And yet, here we are. A bowl of H2O, albeit in a different state, with a sugary calories strategically placed with care in both location and concentration, producing one of the most wonderfully complete dishes since ice cream for breakfast became a thing. I am fully aware of my Japan bias when I say that kakigōri sits at the pinnacle of shaved ice desserts in the same way that Everest is the pinnacle of all mountains: both are damn cool. I like it more than than bingsoo (which I rate as a close second), Taiwanese-style snow ice (third), ice kacang (I’ve only ever had coarse, ‘rough’ versions that have never done it for me), or Hawaiian snow cones.
The cliché of Japanese refinement is once again the simple reason why a bowl of water and some syrups can snowball itself into a top ten list.
Kakigōri is layered slowly and carefully, with sweetening agents (almost always natural, of course) interspersed such that each spoonful is full of flavour without being overly sweet. The whole show is then often topped by a layer of cream that represents the overall intended flavour. As you can imagine, seasonal variants exist.
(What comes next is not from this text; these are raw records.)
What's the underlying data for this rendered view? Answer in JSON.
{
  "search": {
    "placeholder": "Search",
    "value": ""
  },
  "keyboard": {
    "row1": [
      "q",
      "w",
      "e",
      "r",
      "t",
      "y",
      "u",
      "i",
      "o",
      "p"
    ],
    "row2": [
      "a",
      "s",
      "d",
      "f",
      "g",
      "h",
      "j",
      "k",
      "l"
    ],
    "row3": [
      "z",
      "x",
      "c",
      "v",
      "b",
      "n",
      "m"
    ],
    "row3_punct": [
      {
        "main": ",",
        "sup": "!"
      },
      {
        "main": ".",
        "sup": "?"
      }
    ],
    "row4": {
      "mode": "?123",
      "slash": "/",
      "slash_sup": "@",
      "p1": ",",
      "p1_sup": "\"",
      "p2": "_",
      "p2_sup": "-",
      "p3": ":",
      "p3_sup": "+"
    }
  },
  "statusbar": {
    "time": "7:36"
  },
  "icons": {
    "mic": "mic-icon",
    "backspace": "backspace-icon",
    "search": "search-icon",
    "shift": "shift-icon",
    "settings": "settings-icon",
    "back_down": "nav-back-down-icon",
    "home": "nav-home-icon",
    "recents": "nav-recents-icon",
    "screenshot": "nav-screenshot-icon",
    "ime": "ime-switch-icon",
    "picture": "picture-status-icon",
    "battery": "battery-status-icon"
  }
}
Mayoor Tea House produces the best Kakigōri I’ve personally had (though shoutouts to last year’s Kurogi). It’s everything in the last paragraph, but as close to perfection as I’ve come across. My flavour pick: avocado milk. It might change your life in a way that avocado on toast never could. It did for me.
Speaking of life-changing desserts, The Fat Duck’s bortrytis cinerea fits the bill, notwithstanding the $500+ bill to get a hold of it via the restaurant’s tasting menu. This is still my favourite dessert of all time for reasons that go beyond the dish’s technical brilliance and execution. My first visit to The Duck was one of the best meals of my life and is an experience that is unlikely to be ever replicated again. You only fall in love like that once in your life. As such, the reasons for its inclusion here are about as irrational as I’ll get.
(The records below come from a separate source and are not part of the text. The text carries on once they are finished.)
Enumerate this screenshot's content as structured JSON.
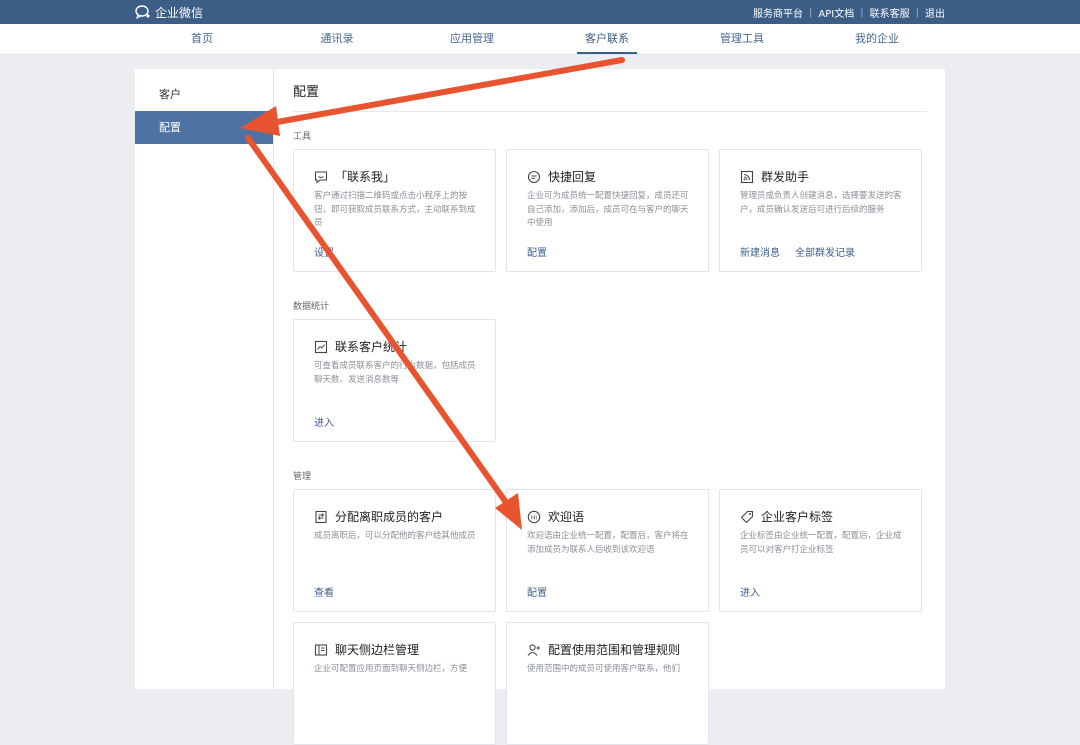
{
  "topbar": {
    "brand": "企业微信",
    "links": [
      "服务商平台",
      "API文档",
      "联系客服",
      "退出"
    ]
  },
  "nav": {
    "items": [
      "首页",
      "通讯录",
      "应用管理",
      "客户联系",
      "管理工具",
      "我的企业"
    ],
    "active": "客户联系"
  },
  "sidebar": {
    "items": [
      "客户",
      "配置"
    ],
    "active": "配置"
  },
  "page": {
    "title": "配置",
    "sections": {
      "tools": "工具",
      "stats": "数据统计",
      "manage": "管理"
    }
  },
  "cards": {
    "contact_me": {
      "icon": "chat-bubble-icon",
      "title": "「联系我」",
      "desc": "客户通过扫描二维码或点击小程序上的按钮，即可获取成员联系方式，主动联系到成员",
      "actions": [
        "设置"
      ]
    },
    "quick_reply": {
      "icon": "message-lines-icon",
      "title": "快捷回复",
      "desc": "企业可为成员统一配置快捷回复，成员还可自己添加，添加后，成员可在与客户的聊天中使用",
      "actions": [
        "配置"
      ]
    },
    "broadcast": {
      "icon": "broadcast-icon",
      "title": "群发助手",
      "desc": "管理员或负责人创建消息，选择要发送的客户，成员确认发送后可进行后续的服务",
      "actions": [
        "新建消息",
        "全部群发记录"
      ]
    },
    "stats": {
      "icon": "line-chart-icon",
      "title": "联系客户统计",
      "desc": "可查看成员联系客户的行为数据，包括成员聊天数、发送消息数等",
      "actions": [
        "进入"
      ]
    },
    "transfer": {
      "icon": "transfer-doc-icon",
      "title": "分配离职成员的客户",
      "desc": "成员离职后，可以分配他的客户给其他成员",
      "actions": [
        "查看"
      ]
    },
    "welcome": {
      "icon": "hi-icon",
      "title": "欢迎语",
      "desc": "欢迎语由企业统一配置，配置后，客户将在添加成员为联系人后收到该欢迎语",
      "actions": [
        "配置"
      ]
    },
    "tags": {
      "icon": "tag-icon",
      "title": "企业客户标签",
      "desc": "企业标签由企业统一配置，配置后，企业成员可以对客户打企业标签",
      "actions": [
        "进入"
      ]
    },
    "sidebar_mgmt": {
      "icon": "sidebar-panel-icon",
      "title": "聊天侧边栏管理",
      "desc": "企业可配置应用页面到聊天侧边栏，方便",
      "actions": []
    },
    "scope": {
      "icon": "user-plus-icon",
      "title": "配置使用范围和管理规则",
      "desc": "使用范围中的成员可使用客户联系，他们",
      "actions": []
    }
  },
  "colors": {
    "topbar": "#3b5d86",
    "accent": "#4f72a4",
    "link": "#3e5f8c",
    "annotation_arrow": "#e8542f"
  }
}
I’ve been fortunate to have had this masterpiece grace my belly twice more on two subsequent visits to Heston’s maniacal temple of theatrical gastronomy. It’s a dessert requiring enough steps to constitute its own recipe book, with a result that elevates the humble grape to the highest levels. Then again, that it uses the greatest dessert wine in the world as a key element kinda helps. You can certainly make the argument that the return on investment (both in cost and technical difficulty) is low – think of all the gelato you can get for the cost of one of these! But that’s not how life works, and I’m quite okay with that.
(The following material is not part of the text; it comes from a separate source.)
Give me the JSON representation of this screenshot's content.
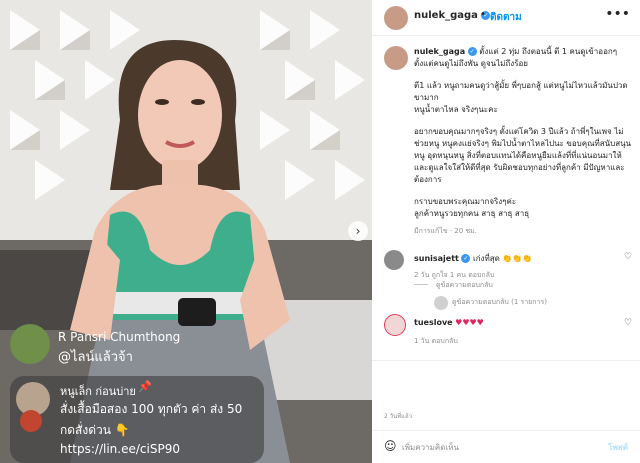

All this, from a fungal rot. Oh food, you can be so funny sometimes.
Man, 2019 has some huge shoes to fill. I can’t wait to eat what’s next 😀
This post is based entirely on independently-paid visits to all venues featured in the post.